Once connected simply plug your headphones into the headphone output on the iRig device and you are good to go!
Note: This is designed for use with Apple products (iPhones and iPads) and so if you have an Android phone there is a change it may not work. More expensive models such as the iRig 2 HD come with ‘lightning’ adapters meaning they only fit Apple devices, so stick to the iRig 2 if you have Android. It is worth checking with the manufacturer prior to buying to check if it will work. If you are running Android 5 or later then it should work.
What Type of Headphone to Use When Practicing Bass?
If you just want a way to practice bass at home then spending loads of money on expensive bass headphones is probably not required.
Yes, you are never going to get a great sound out of those iPhone headphones. This is mainly due to their size, you will simply never be able to create a true bass sound with speakers that can fit inside your ears. This is why bass ‘sub-woofers’ are usually so large.
There are other things as well as the sound quality you probably want to consider:
- If you are planning on wearing them for extended periods of time, comfort is very important.

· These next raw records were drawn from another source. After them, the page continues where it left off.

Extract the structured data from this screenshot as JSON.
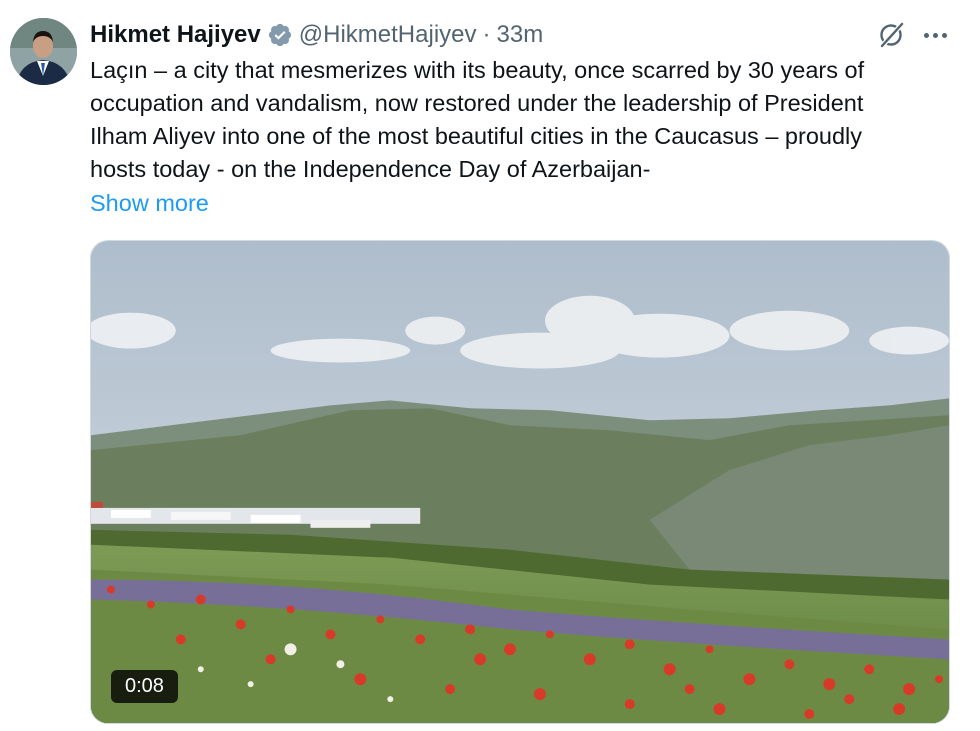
{
  "tweet": {
    "author_name": "Hikmet Hajiyev",
    "handle": "@HikmetHajiyev",
    "separator": "·",
    "time": "33m",
    "text_lines": [
      "Laçın – a city that mesmerizes with its beauty, once scarred by 30 years of",
      "occupation and vandalism, now restored under the leadership of President",
      "Ilham Aliyev into one of the most beautiful cities in the Caucasus – proudly",
      "hosts today - on the Independence Day of Azerbaijan-"
    ],
    "show_more": "Show more",
    "video_duration": "0:08"
  },
  "icons": {
    "verified": "verified-badge-icon",
    "grok": "grok-icon",
    "more": "more-options-icon"
  },
  "colors": {
    "link": "#1d9bf0",
    "secondary_text": "#536471",
    "verified_badge": "#829aab"
  }
}
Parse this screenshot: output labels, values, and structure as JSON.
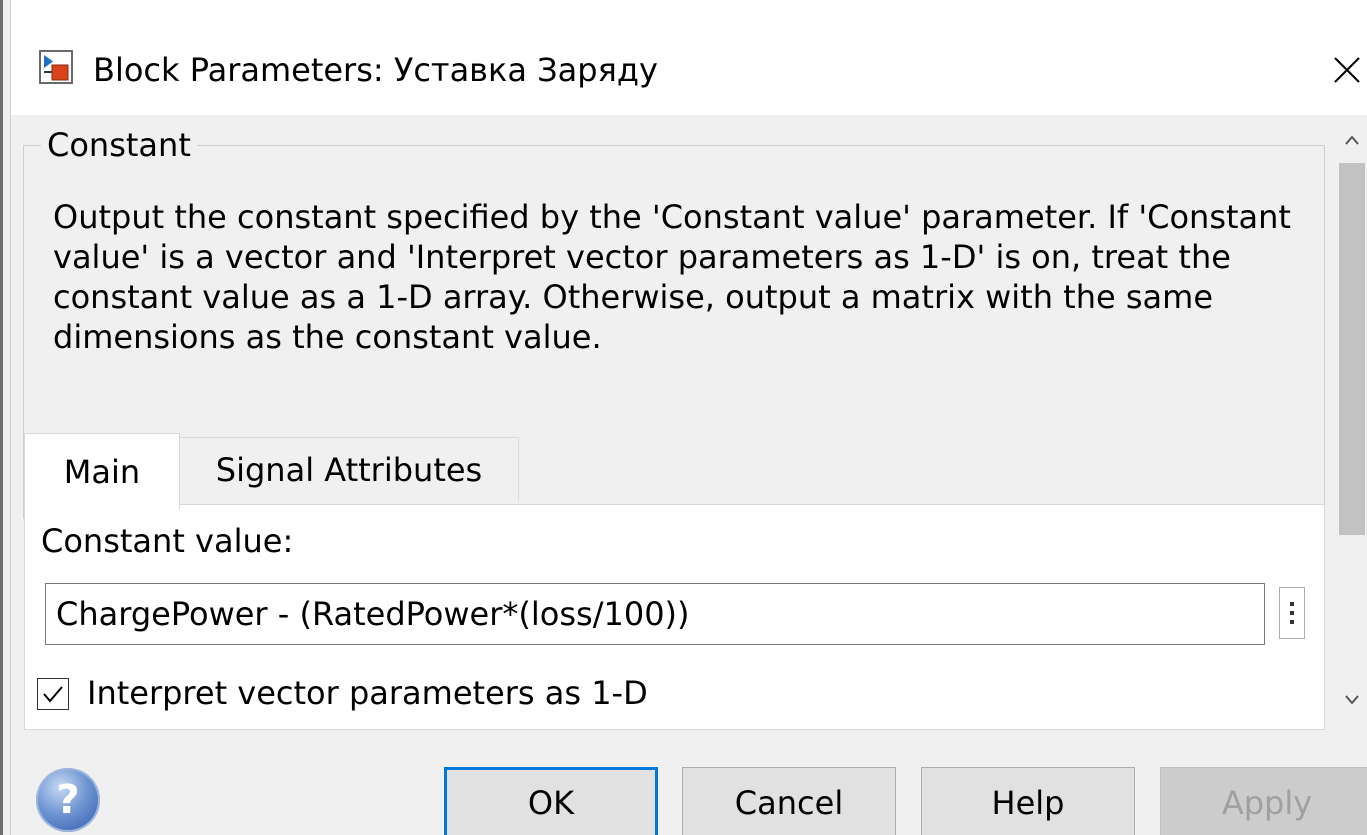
{
  "window": {
    "title": "Block Parameters: Уставка Заряду",
    "icon": "simulink-block-icon",
    "close_icon": "close-icon"
  },
  "group": {
    "legend": "Constant",
    "description": "Output the constant specified by the 'Constant value' parameter. If 'Constant value' is a vector and 'Interpret vector parameters as 1-D' is on, treat the constant value as a 1-D array. Otherwise, output a matrix with the same dimensions as the constant value."
  },
  "tabs": [
    {
      "label": "Main",
      "active": true
    },
    {
      "label": "Signal Attributes",
      "active": false
    }
  ],
  "main": {
    "constant_label": "Constant value:",
    "constant_value": "ChargePower - (RatedPower*(loss/100))",
    "checkbox_label": "Interpret vector parameters as 1-D",
    "checkbox_checked": true
  },
  "buttons": {
    "ok": "OK",
    "cancel": "Cancel",
    "help": "Help",
    "apply": "Apply",
    "apply_enabled": false
  },
  "icons": {
    "help": "help-question-icon",
    "more": "vertical-ellipsis-icon",
    "scroll_up": "chevron-up-icon",
    "scroll_down": "chevron-down-icon",
    "check": "checkmark-icon"
  },
  "colors": {
    "accent": "#0078d7",
    "dialog_bg": "#f0f0f0",
    "titlebar_bg": "#ffffff"
  }
}
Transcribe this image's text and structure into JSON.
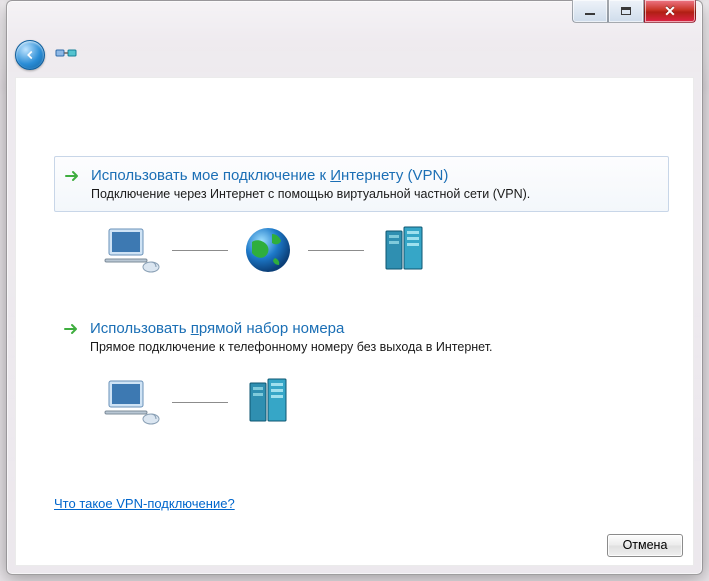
{
  "options": {
    "vpn": {
      "title_pre": "Использовать мое подключение к ",
      "title_accel": "И",
      "title_post": "нтернету (VPN)",
      "desc": "Подключение через Интернет с помощью виртуальной частной сети (VPN)."
    },
    "dialup": {
      "title_pre": "Использовать ",
      "title_accel": "п",
      "title_post": "рямой набор номера",
      "desc": "Прямое подключение к телефонному номеру без выхода в Интернет."
    }
  },
  "help_link": "Что такое VPN-подключение?",
  "buttons": {
    "cancel": "Отмена"
  }
}
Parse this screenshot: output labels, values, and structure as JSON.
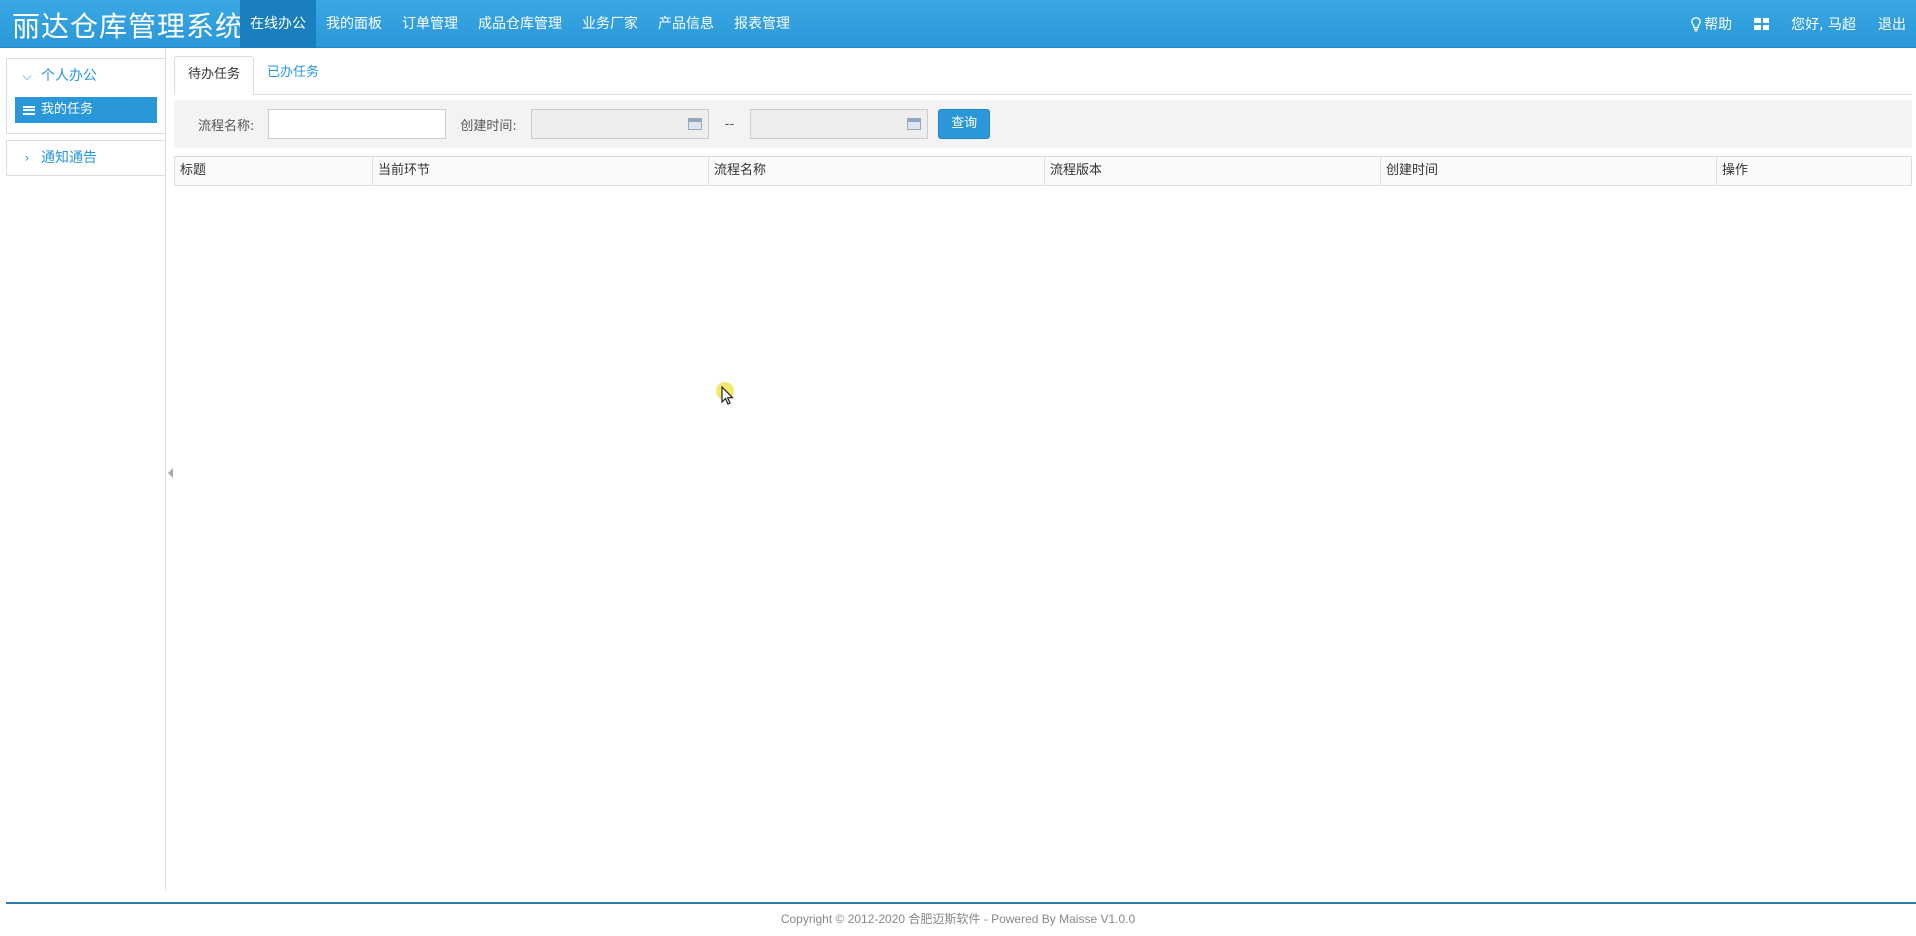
{
  "app": {
    "title": "丽达仓库管理系统"
  },
  "nav": {
    "items": [
      {
        "label": "在线办公",
        "active": true
      },
      {
        "label": "我的面板"
      },
      {
        "label": "订单管理"
      },
      {
        "label": "成品仓库管理"
      },
      {
        "label": "业务厂家"
      },
      {
        "label": "产品信息"
      },
      {
        "label": "报表管理"
      }
    ],
    "help_label": "帮助",
    "greeting": "您好, 马超",
    "logout_label": "退出"
  },
  "sidebar": {
    "group1": {
      "label": "个人办公",
      "expanded": true
    },
    "group1_items": [
      {
        "label": "我的任务",
        "active": true
      }
    ],
    "group2": {
      "label": "通知通告",
      "expanded": false
    }
  },
  "tabs": [
    {
      "label": "待办任务",
      "active": true
    },
    {
      "label": "已办任务"
    }
  ],
  "search": {
    "process_name_label": "流程名称:",
    "process_name_value": "",
    "created_time_label": "创建时间:",
    "range_separator": "--",
    "query_button": "查询"
  },
  "table": {
    "columns": [
      "标题",
      "当前环节",
      "流程名称",
      "流程版本",
      "创建时间",
      "操作"
    ],
    "rows": []
  },
  "footer": {
    "copyright": "Copyright © 2012-2020 合肥迈斯软件 - Powered By Maisse V1.0.0"
  },
  "colors": {
    "primary": "#2a97d8",
    "nav_active": "#1a7fbf"
  }
}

Some cheaper headphone will make your ears hot and uncomfortable, which isn’t going to encourage you to get practising!
- The cord length should be a decent length. There is nothing more annoying than having to sit 1m away from your bass amp because you only have a short headphone cord. You want a good few metres of cord so you can stand up and move about a bit without getting tangled or disconnecting suddenly and waking up everyone in the house!
I personally recommend getting a decent pair of over-ear ‘studio’ headphones. These are designed to be worn for long periods of time and to always have long cables. They might not give you the ‘best’ bass but they will give you a good sound as they are designed to be able to play most of the frequency spectrum. You will also then have invested in a great pair of headphones that you can use for other home studio applications.
I have a page with some of my top studio headphone recommendations here. However here are a couple to get you started:
Beyerdynamic DT 770 PRO 80 Ohm Over-Ear Studio Headphones
I have owned these studio headphones for a few years now and they are one of the best purchases I have ever made! They sound amazing, have a long cable and are so comfortable I can wear them for hours and forget I even have them on.
They give a good representation of bass too and I often use them for practicing and recording bass late at night.
AKG K240STUDIO Semi-Open Over-Ear Professional Studio Headphones
If you aren’t looking to spend quite that much money, then for around half the price you should look into the AKG K240’s. These headphones are amazing value for the level of comfort and sound quality.
I’ve seen bass players all over the internet swooning over these!